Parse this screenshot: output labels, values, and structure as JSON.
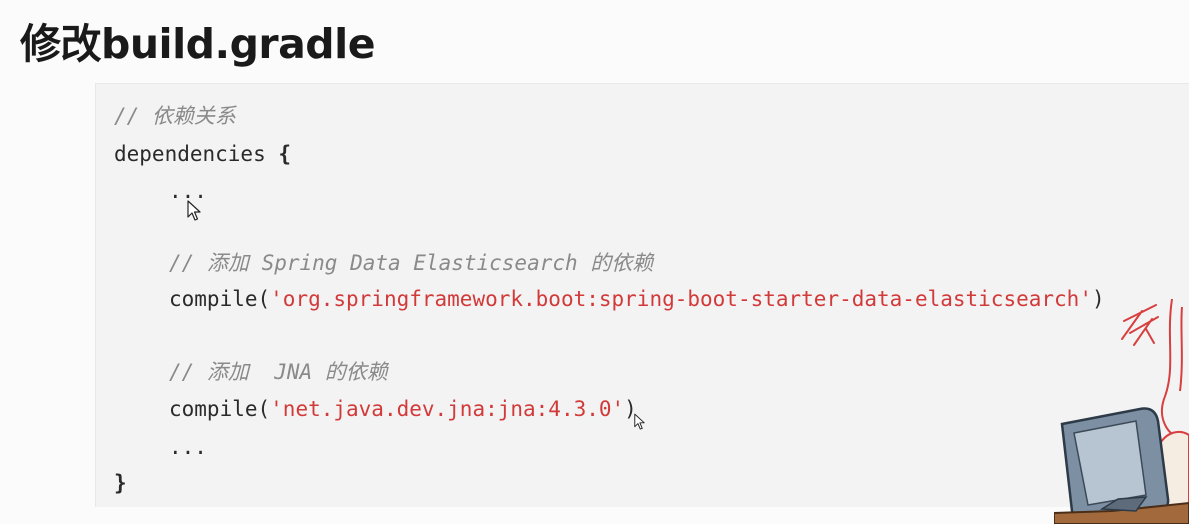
{
  "slide": {
    "title": "修改build.gradle"
  },
  "code": {
    "comment_dependencies": "// 依赖关系",
    "dependencies_keyword": "dependencies",
    "open_brace": "{",
    "ellipsis_top": "...",
    "comment_spring": "// 添加 Spring Data Elasticsearch 的依赖",
    "compile_fn": "compile(",
    "spring_artifact": "'org.springframework.boot:spring-boot-starter-data-elasticsearch'",
    "close_paren": ")",
    "comment_jna": "// 添加  JNA 的依赖",
    "jna_artifact": "'net.java.dev.jna:jna:4.3.0'",
    "ellipsis_bottom": "...",
    "close_brace": "}"
  },
  "icons": {
    "cursor": "mouse-pointer-icon",
    "decoration": "cartoon-computer-illustration"
  }
}
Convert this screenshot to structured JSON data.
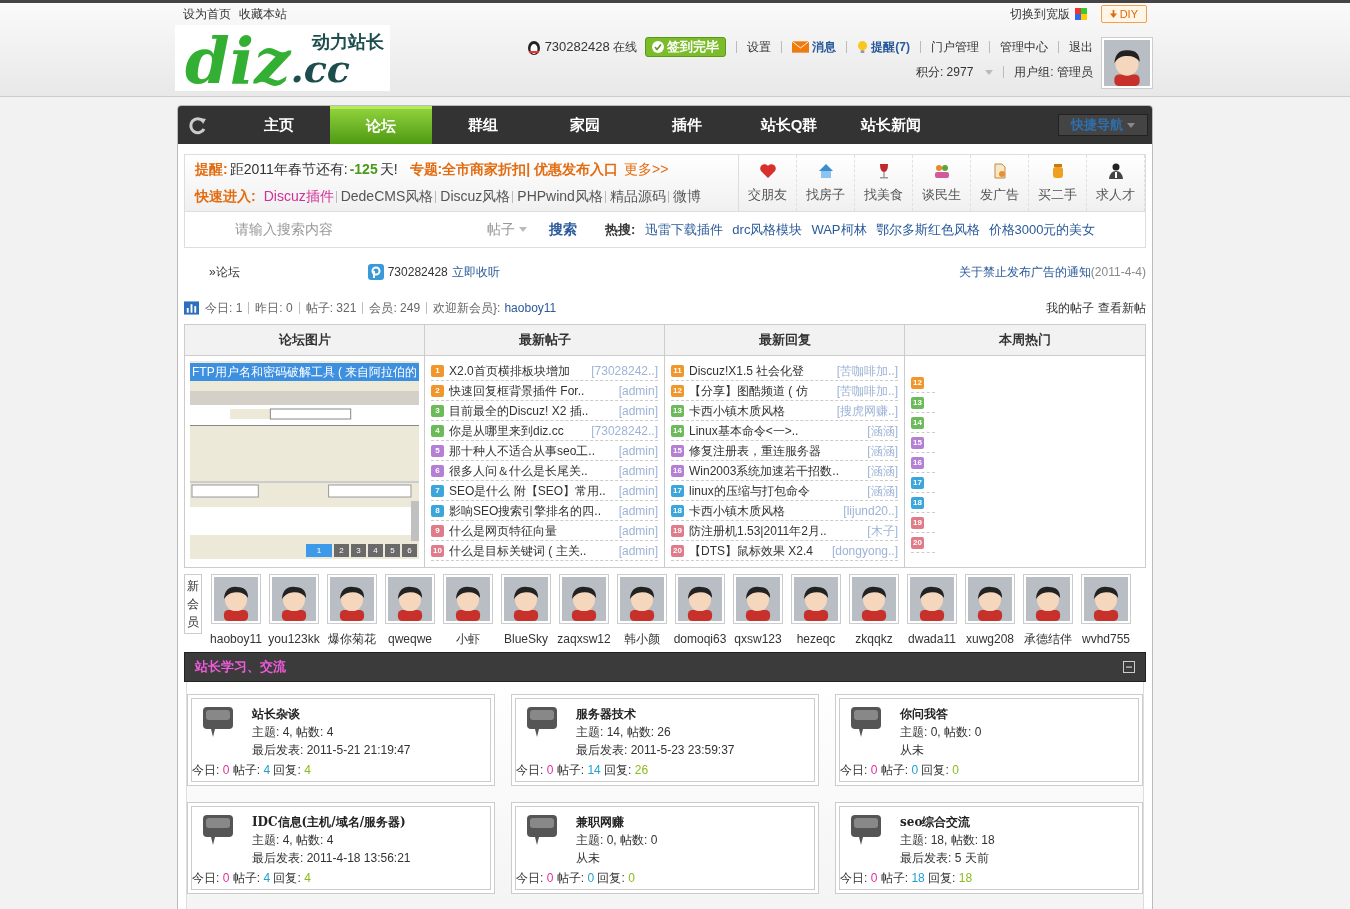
{
  "topbar": {
    "links": [
      "设为首页",
      "收藏本站"
    ],
    "wide_switch": "切换到宽版",
    "diy": "DIY"
  },
  "header": {
    "logo_main": "diz",
    "logo_cc": ".cc",
    "logo_tag": "动力站长",
    "qq": "730282428",
    "online": "在线",
    "signin": "签到完毕",
    "links": [
      {
        "label": "设置",
        "kind": "plain"
      },
      {
        "label": "消息",
        "kind": "mail"
      },
      {
        "label": "提醒(7)",
        "kind": "bulb"
      },
      {
        "label": "门户管理",
        "kind": "plain"
      },
      {
        "label": "管理中心",
        "kind": "plain"
      },
      {
        "label": "退出",
        "kind": "plain"
      }
    ],
    "credits": "积分: 2977",
    "group": "用户组: 管理员"
  },
  "nav": {
    "items": [
      {
        "label": "主页",
        "selected": false
      },
      {
        "label": "论坛",
        "selected": true
      },
      {
        "label": "群组",
        "selected": false
      },
      {
        "label": "家园",
        "selected": false
      },
      {
        "label": "插件",
        "selected": false
      },
      {
        "label": "站长Q群",
        "selected": false
      },
      {
        "label": "站长新闻",
        "selected": false
      }
    ],
    "quick": "快捷导航"
  },
  "notice": {
    "label": "提醒:",
    "countdown": "距2011年春节还有:",
    "days": "-125",
    "unit": "天!",
    "promo": "专题:全市商家折扣| 优惠发布入口",
    "more": "更多>>",
    "quick_label": "快速进入:",
    "quick_first": "Discuz插件",
    "quick_links": [
      "DedeCMS风格",
      "Discuz风格",
      "PHPwind风格",
      "精品源码",
      "微博"
    ]
  },
  "shortcuts": [
    {
      "label": "交朋友",
      "kind": "heart"
    },
    {
      "label": "找房子",
      "kind": "house"
    },
    {
      "label": "找美食",
      "kind": "wine"
    },
    {
      "label": "谈民生",
      "kind": "people"
    },
    {
      "label": "发广告",
      "kind": "doc"
    },
    {
      "label": "买二手",
      "kind": "jar"
    },
    {
      "label": "求人才",
      "kind": "person"
    }
  ],
  "search": {
    "placeholder": "请输入搜索内容",
    "scope": "帖子",
    "button": "搜索",
    "hot_label": "热搜:",
    "hot": [
      "迅雷下载插件",
      "drc风格模块",
      "WAP柯林",
      "鄂尔多斯红色风格",
      "价格3000元的美女"
    ]
  },
  "breadcrumb": {
    "path": "»论坛",
    "qq": "730282428",
    "listen": "立即收听",
    "announcement": "关于禁止发布广告的通知",
    "date": "(2011-4-4)"
  },
  "stats": {
    "items": [
      "今日: 1",
      "昨日: 0",
      "帖子: 321",
      "会员: 249"
    ],
    "welcome": "欢迎新会员}:",
    "new_member": "haoboy11",
    "my_posts": "我的帖子",
    "new_posts": "查看新帖"
  },
  "boards": {
    "columns": [
      "论坛图片",
      "最新帖子",
      "最新回复",
      "本周热门"
    ],
    "slide_caption": "FTP用户名和密码破解工具 ( 来自阿拉伯的",
    "slide_pages": [
      {
        "label": "1",
        "selected": true
      },
      {
        "label": "2",
        "selected": false
      },
      {
        "label": "3",
        "selected": false
      },
      {
        "label": "4",
        "selected": false
      },
      {
        "label": "5",
        "selected": false
      },
      {
        "label": "6",
        "selected": false
      }
    ],
    "latest": [
      {
        "rank": "1",
        "color": "#f0962a",
        "title": "X2.0首页横排板块增加",
        "author": "[73028242..]"
      },
      {
        "rank": "2",
        "color": "#f0962a",
        "title": "快速回复框背景插件 For..",
        "author": "[admin]"
      },
      {
        "rank": "3",
        "color": "#6cbb5a",
        "title": "目前最全的Discuz! X2 插..",
        "author": "[admin]"
      },
      {
        "rank": "4",
        "color": "#6cbb5a",
        "title": "你是从哪里来到diz.cc",
        "author": "[73028242..]"
      },
      {
        "rank": "5",
        "color": "#b57fd6",
        "title": "那十种人不适合从事seo工..",
        "author": "[admin]"
      },
      {
        "rank": "6",
        "color": "#b57fd6",
        "title": "很多人问＆什么是长尾关..",
        "author": "[admin]"
      },
      {
        "rank": "7",
        "color": "#3aa6dc",
        "title": "SEO是什么 附【SEO】常用..",
        "author": "[admin]"
      },
      {
        "rank": "8",
        "color": "#3aa6dc",
        "title": "影响SEO搜索引擎排名的四..",
        "author": "[admin]"
      },
      {
        "rank": "9",
        "color": "#e07b8a",
        "title": "什么是网页特征向量",
        "author": "[admin]"
      },
      {
        "rank": "10",
        "color": "#e07b8a",
        "title": "什么是目标关键词 ( 主关..",
        "author": "[admin]"
      }
    ],
    "replies": [
      {
        "rank": "11",
        "color": "#f0962a",
        "title": "Discuz!X1.5 社会化登",
        "author": "[苦咖啡加..]"
      },
      {
        "rank": "12",
        "color": "#f0962a",
        "title": "【分享】图酷频道 ( 仿",
        "author": "[苦咖啡加..]"
      },
      {
        "rank": "13",
        "color": "#6cbb5a",
        "title": "卡西小镇木质风格",
        "author": "[搜虎网赚..]"
      },
      {
        "rank": "14",
        "color": "#6cbb5a",
        "title": "Linux基本命令<一>..",
        "author": "[涵涵]"
      },
      {
        "rank": "15",
        "color": "#b57fd6",
        "title": "修复注册表，重连服务器",
        "author": "[涵涵]"
      },
      {
        "rank": "16",
        "color": "#b57fd6",
        "title": "Win2003系统加速若干招数..",
        "author": "[涵涵]"
      },
      {
        "rank": "17",
        "color": "#3aa6dc",
        "title": "linux的压缩与打包命令",
        "author": "[涵涵]"
      },
      {
        "rank": "18",
        "color": "#3aa6dc",
        "title": "卡西小镇木质风格",
        "author": "[lijund20..]"
      },
      {
        "rank": "19",
        "color": "#e07b8a",
        "title": "防注册机1.53|2011年2月..",
        "author": "[木子]"
      },
      {
        "rank": "20",
        "color": "#e07b8a",
        "title": "【DTS】鼠标效果 X2.4",
        "author": "[dongyong..]"
      }
    ],
    "hot": [
      {
        "rank": "12",
        "color": "#f0962a"
      },
      {
        "rank": "13",
        "color": "#6cbb5a"
      },
      {
        "rank": "14",
        "color": "#6cbb5a"
      },
      {
        "rank": "15",
        "color": "#b57fd6"
      },
      {
        "rank": "16",
        "color": "#b57fd6"
      },
      {
        "rank": "17",
        "color": "#3aa6dc"
      },
      {
        "rank": "18",
        "color": "#3aa6dc"
      },
      {
        "rank": "19",
        "color": "#e07b8a"
      },
      {
        "rank": "20",
        "color": "#e07b8a"
      }
    ]
  },
  "members": {
    "label": "新会员",
    "names": [
      "haoboy11",
      "you123kk",
      "爆你菊花",
      "qweqwe",
      "小虾",
      "BlueSky",
      "zaqxsw12",
      "韩小颜",
      "domoqi63",
      "qxsw123",
      "hezeqc",
      "zkqqkz",
      "dwada11",
      "xuwg208",
      "承德结伴",
      "wvhd755"
    ]
  },
  "category": {
    "title": "站长学习、交流",
    "forums": [
      {
        "name": "站长杂谈",
        "counts": "主题: 4, 帖数: 4",
        "last": "最后发表: 2011-5-21 21:19:47",
        "today_label": "今日:",
        "today": "0",
        "posts_label": "帖子:",
        "posts": "4",
        "replies_label": "回复:",
        "replies": "4"
      },
      {
        "name": "服务器技术",
        "counts": "主题: 14, 帖数: 26",
        "last": "最后发表: 2011-5-23 23:59:37",
        "today_label": "今日:",
        "today": "0",
        "posts_label": "帖子:",
        "posts": "14",
        "replies_label": "回复:",
        "replies": "26"
      },
      {
        "name": "你问我答",
        "counts": "主题: 0, 帖数: 0",
        "last": "从未",
        "today_label": "今日:",
        "today": "0",
        "posts_label": "帖子:",
        "posts": "0",
        "replies_label": "回复:",
        "replies": "0"
      },
      {
        "name": "IDC信息(主机/域名/服务器)",
        "counts": "主题: 4, 帖数: 4",
        "last": "最后发表: 2011-4-18 13:56:21",
        "today_label": "今日:",
        "today": "0",
        "posts_label": "帖子:",
        "posts": "4",
        "replies_label": "回复:",
        "replies": "4"
      },
      {
        "name": "兼职网赚",
        "counts": "主题: 0, 帖数: 0",
        "last": "从未",
        "today_label": "今日:",
        "today": "0",
        "posts_label": "帖子:",
        "posts": "0",
        "replies_label": "回复:",
        "replies": "0"
      },
      {
        "name": "seo综合交流",
        "counts": "主题: 18, 帖数: 18",
        "last": "最后发表: 5 天前",
        "today_label": "今日:",
        "today": "0",
        "posts_label": "帖子:",
        "posts": "18",
        "replies_label": "回复:",
        "replies": "18"
      }
    ]
  }
}
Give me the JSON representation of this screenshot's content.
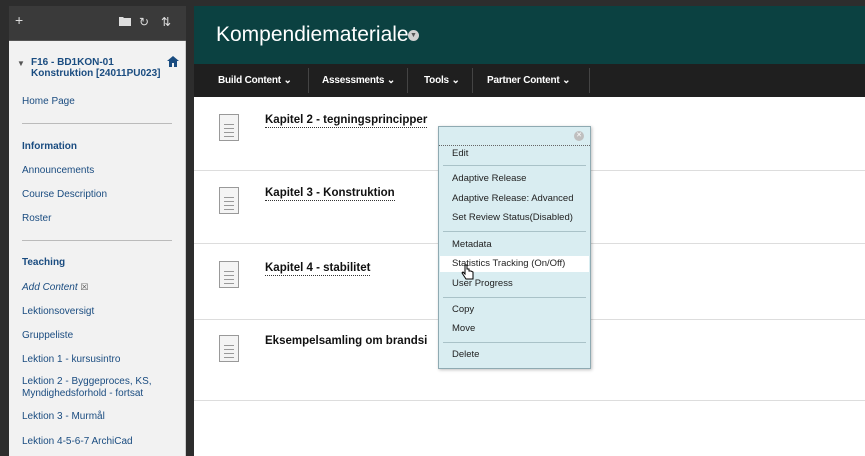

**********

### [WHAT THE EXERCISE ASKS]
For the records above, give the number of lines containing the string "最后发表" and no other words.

### [SOLUTION TO THIS EXERCISE]
4